So when it comes to making risk decisions, the foreign banks are always ahead because of the quality and control of the board. The foreign banks go strictly according to IFRS 9 because their parent company and branches in other countries go strictly by that. But that is not what we see most often in the local banks. Most of them are not able to comply with the IFRS 9 requirements,” he said.
He added that another reason that affected the profitability of local banks is the fact that most of them have government contracts on their books and that takes times to pay back, whereas, the foreign-owned banks would rather prefer buying government bills and lending to private sector actors who have no affiliation with government contracts.
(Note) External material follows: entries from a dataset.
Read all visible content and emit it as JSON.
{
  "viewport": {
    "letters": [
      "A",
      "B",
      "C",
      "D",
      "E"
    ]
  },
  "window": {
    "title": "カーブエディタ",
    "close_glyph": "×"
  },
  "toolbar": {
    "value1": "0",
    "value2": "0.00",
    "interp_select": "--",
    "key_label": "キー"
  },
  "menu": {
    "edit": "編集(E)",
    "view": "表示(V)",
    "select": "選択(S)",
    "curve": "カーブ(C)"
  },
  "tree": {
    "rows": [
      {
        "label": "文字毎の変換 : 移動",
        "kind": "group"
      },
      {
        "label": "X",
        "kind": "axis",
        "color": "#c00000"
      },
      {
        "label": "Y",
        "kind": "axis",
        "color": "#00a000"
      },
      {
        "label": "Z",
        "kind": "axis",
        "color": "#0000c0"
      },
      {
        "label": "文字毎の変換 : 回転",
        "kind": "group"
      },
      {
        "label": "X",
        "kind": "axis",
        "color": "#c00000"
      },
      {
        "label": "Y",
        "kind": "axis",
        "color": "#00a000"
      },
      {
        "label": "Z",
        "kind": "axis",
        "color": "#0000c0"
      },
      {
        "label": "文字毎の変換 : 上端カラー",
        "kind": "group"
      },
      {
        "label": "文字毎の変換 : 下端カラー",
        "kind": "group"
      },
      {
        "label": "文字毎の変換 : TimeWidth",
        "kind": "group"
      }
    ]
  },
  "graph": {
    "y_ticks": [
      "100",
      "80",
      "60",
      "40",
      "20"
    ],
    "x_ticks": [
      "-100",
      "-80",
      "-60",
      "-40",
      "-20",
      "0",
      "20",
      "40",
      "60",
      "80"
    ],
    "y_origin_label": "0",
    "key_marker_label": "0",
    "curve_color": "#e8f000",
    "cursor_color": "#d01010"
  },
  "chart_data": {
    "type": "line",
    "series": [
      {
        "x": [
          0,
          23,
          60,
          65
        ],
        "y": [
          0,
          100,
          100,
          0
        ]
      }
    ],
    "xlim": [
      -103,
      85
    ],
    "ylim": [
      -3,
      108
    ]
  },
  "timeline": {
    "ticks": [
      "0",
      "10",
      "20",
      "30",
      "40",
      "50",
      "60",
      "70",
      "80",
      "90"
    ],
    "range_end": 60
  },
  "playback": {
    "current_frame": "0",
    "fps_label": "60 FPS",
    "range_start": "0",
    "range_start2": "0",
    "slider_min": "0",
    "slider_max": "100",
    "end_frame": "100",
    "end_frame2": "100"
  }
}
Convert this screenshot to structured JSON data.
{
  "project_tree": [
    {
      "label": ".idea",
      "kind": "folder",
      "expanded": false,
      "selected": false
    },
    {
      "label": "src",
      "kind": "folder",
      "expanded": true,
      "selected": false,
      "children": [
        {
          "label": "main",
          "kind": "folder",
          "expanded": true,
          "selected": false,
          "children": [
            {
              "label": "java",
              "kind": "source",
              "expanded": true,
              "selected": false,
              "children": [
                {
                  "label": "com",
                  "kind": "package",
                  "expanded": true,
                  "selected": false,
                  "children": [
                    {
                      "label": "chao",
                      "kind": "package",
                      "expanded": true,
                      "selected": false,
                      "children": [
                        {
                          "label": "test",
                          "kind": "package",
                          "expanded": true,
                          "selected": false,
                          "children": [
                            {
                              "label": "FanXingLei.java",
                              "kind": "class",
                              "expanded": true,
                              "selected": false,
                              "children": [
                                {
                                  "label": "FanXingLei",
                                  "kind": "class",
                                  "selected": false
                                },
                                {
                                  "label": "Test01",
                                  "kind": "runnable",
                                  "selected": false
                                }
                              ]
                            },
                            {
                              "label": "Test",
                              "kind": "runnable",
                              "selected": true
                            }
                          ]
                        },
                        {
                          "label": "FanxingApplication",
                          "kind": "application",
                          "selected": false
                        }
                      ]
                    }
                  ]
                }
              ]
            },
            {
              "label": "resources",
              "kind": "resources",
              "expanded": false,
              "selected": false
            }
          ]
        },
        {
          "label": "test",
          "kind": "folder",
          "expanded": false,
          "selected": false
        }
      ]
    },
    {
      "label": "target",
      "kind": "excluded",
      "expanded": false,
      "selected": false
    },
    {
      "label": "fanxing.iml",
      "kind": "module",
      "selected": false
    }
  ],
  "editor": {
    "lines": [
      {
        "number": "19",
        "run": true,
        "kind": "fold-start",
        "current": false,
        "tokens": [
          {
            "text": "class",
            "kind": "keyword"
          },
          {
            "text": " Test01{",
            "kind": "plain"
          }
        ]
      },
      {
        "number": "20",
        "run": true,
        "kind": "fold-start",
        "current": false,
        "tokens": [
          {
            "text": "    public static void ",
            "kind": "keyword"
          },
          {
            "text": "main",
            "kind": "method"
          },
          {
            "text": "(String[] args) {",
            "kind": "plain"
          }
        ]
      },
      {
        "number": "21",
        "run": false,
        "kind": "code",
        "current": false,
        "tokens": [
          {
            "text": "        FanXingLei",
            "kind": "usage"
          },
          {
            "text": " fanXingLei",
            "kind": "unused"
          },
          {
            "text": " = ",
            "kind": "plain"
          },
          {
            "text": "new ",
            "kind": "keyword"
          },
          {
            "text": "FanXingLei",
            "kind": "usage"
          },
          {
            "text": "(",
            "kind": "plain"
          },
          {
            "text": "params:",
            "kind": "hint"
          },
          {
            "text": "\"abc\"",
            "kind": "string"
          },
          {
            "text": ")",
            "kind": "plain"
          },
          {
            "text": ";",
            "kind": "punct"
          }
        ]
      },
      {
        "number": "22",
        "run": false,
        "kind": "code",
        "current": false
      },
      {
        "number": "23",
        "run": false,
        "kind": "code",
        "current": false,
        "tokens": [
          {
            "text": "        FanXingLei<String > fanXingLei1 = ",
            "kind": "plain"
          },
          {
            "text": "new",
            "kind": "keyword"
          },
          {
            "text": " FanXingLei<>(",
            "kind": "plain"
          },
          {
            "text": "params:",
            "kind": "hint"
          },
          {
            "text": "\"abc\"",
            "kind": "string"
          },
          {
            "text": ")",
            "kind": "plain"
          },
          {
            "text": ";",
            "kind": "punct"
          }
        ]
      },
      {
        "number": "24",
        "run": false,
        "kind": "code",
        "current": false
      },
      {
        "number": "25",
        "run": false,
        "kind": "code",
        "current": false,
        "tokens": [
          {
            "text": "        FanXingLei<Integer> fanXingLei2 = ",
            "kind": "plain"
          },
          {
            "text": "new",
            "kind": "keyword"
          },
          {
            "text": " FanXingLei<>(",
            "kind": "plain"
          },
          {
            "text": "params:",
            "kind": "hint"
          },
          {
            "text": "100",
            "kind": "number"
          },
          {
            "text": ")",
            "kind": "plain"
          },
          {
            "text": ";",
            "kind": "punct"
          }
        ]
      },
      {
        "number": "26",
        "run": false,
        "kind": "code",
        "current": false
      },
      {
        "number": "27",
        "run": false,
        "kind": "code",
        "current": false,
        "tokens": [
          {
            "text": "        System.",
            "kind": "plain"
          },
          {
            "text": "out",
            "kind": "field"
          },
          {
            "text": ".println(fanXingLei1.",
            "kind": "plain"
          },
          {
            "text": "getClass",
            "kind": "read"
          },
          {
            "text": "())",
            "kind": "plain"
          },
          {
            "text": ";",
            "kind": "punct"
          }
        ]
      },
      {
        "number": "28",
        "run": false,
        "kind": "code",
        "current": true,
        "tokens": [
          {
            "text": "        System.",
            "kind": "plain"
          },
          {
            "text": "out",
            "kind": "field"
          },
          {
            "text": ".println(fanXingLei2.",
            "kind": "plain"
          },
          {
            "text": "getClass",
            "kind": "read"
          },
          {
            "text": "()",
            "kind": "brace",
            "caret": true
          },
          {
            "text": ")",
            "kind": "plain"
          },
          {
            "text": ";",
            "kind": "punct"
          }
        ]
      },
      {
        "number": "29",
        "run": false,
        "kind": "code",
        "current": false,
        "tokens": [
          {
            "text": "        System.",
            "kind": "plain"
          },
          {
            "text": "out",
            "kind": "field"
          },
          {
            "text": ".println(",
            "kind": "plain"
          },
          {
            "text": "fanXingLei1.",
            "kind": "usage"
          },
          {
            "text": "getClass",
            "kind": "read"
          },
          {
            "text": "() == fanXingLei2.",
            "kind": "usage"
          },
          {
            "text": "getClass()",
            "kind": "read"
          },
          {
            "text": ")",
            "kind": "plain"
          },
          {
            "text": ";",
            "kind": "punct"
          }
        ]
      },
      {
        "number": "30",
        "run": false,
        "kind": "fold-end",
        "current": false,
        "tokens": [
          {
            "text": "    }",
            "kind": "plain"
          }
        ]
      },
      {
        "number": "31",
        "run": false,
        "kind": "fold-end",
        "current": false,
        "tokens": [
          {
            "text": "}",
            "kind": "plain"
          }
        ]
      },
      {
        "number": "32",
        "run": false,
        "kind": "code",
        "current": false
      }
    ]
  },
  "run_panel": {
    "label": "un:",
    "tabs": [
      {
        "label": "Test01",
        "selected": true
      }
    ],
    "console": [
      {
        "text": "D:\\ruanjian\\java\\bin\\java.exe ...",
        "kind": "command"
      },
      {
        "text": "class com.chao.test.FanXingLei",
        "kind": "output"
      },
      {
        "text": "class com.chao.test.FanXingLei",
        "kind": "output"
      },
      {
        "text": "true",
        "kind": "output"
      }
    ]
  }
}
“If you do a critical review of the banks’ assets, you would realise that the foreign banks do not have many government contracts on their books because they don’t meet the IFRS 9 requirements. This is because the government contracts stay in the books for more than one year and the IFRS 9 will require it to be written off and that will impact on your profitability and asset quality.
They rather prefer to buy government bills and lending to the private sector which has nothing to do with government contracts. They have what they call strategic no-go-area,” he said.
To address this problem, Dr. Atuahene urged indigenous banks to pay more attention to their governance structures, especially in this pandemic period, as banks with competent boards are those which will perform better.
“The COVID-19 hit the local banks more because they were not religiously applying credit risk processes. Governance played a very key role. The foreign banks have a robust credit risk management and that is one reason they performed better than the local banks.
The set of people appointed to the boards of local banks must be people up and doing. In the foreign banks, it is the board which sets the strategic tone, whereas, in some local banks it is the managing director who sets the strategic tone. So the structure of governance in local banks must be improved,” he said.